Applause was first released in 2006 on canvas in the artist’s exhibition Barely Legal held in an industrial warehouse in Los Angeles, where 100 unsigned prints were released and sold for $500 apiece. The other images in the Barely Legal Box Set were, Grannies, Morons, Trolleys, Sale Ends and Festival.
Pictures on Walls, Banksy’s UK-based printer, released an additional set of 500 unsigned and 150 signed prints for sale at the exhibition. Applause was among the Barely Legal Print Set, a set of six different prints, exclusive from the other five in terms of size. The prints in the set measured approximately 76 cm x 57 cm, Applause measures 114 cm x 76 cm, and is the most detailed work in the editions, resembling a sketch as opposed to Banksy’s usual stencil art. This collection of prints is among the most rare and valuable in urban art.
The image depicts a fighter jet on the runway of a huge aircraft carrier based on a well-known source image of former American President George W. Bush deploying a military bomber.

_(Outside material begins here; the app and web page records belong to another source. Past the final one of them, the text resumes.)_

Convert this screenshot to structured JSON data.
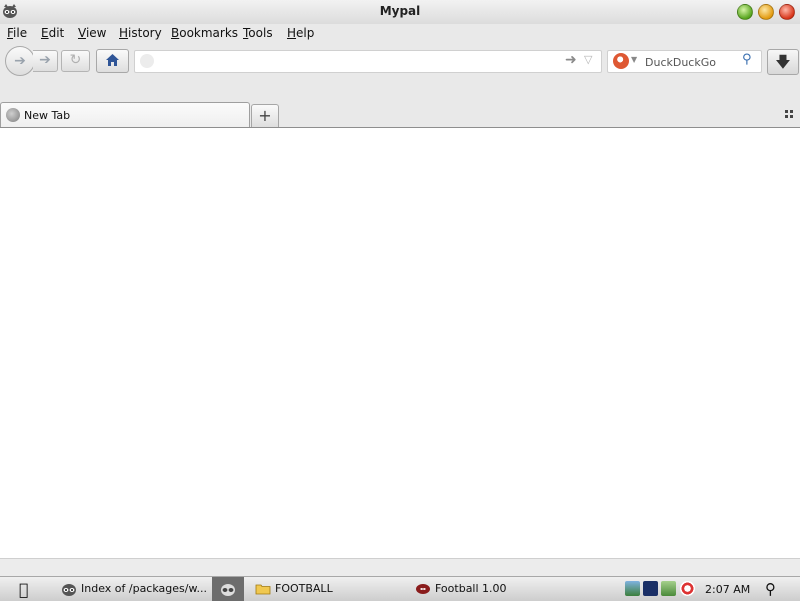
{
  "window": {
    "title": "Mypal"
  },
  "menu": {
    "items": [
      "File",
      "Edit",
      "View",
      "History",
      "Bookmarks",
      "Tools",
      "Help"
    ]
  },
  "navbar": {
    "url_value": "",
    "search_engine": "DuckDuckGo",
    "search_placeholder": "DuckDuckGo"
  },
  "tabs": [
    {
      "label": "New Tab",
      "active": true
    }
  ],
  "taskbar": {
    "tasks": [
      {
        "label": "Index of /packages/w...",
        "icon": "mypal-icon"
      },
      {
        "label": "",
        "icon": "mypal-icon",
        "active": true
      },
      {
        "label": "FOOTBALL",
        "icon": "folder-icon"
      },
      {
        "label": "Football 1.00",
        "icon": "football-icon"
      }
    ],
    "clock": "2:07 AM"
  },
  "colors": {
    "chrome_bg": "#e9e9e9",
    "home_icon": "#2f5597",
    "search_icon": "#3a6fb0",
    "ddg_brand": "#de5833"
  }
}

Next to the jet are two air traffic controllers wearing high-visibility jackets and preparing the fighter jet for take-off. One of the controllers is holding a sign on which is written the word APPLAUSE in capital letters, like those employed in comedy theatre to ask the audience to cheer. The artwork is monochromatic, except for the yellow of the controllers’ vests and the red sign, and highlights the trivialisation of serious issues, such as military power, where dramatic events in the world of politics and war are shown as part of an entertainment show.

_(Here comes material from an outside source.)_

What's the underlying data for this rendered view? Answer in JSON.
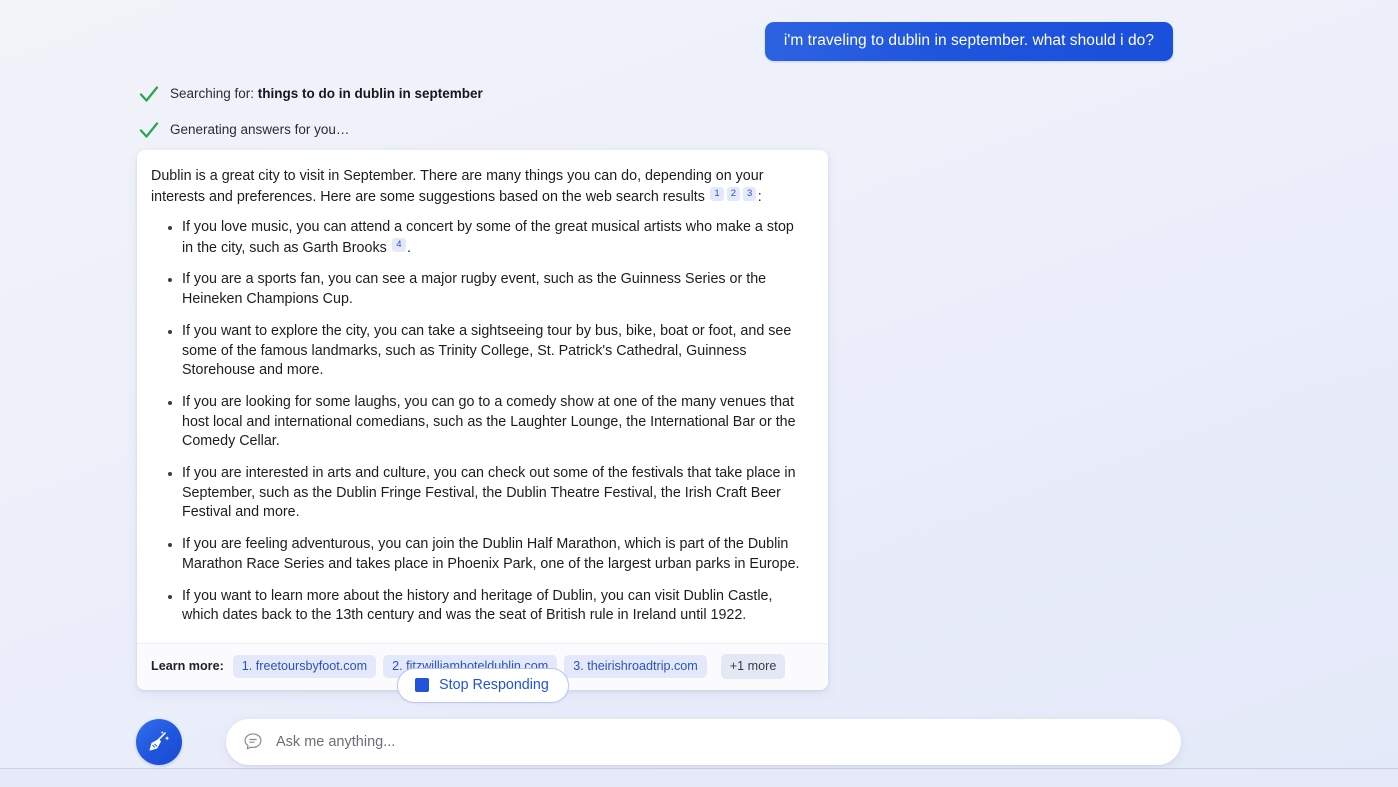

Banksy, renowned for his social and political commentary through his artwork, uses the image to blame the media's trivialisation of modern warfare. The image signifies the modern media’s attempt to cheapen serious themes in the news into entertainment, suggesting the audience watching from afar are prompted to clap and celebrate on demand.
Banksy insinuates the act of war and aggression has become a form of amusement and the public have become desensitised to the true nature of violence. The artist signifies his overt dissaproval of a world in which images of aggresion are communicated 24 hours a day through television or social media. His comment is about a world where one cannot protect innocence anymore, a world for which, he seems to believe, both the media and the general public are to blame for.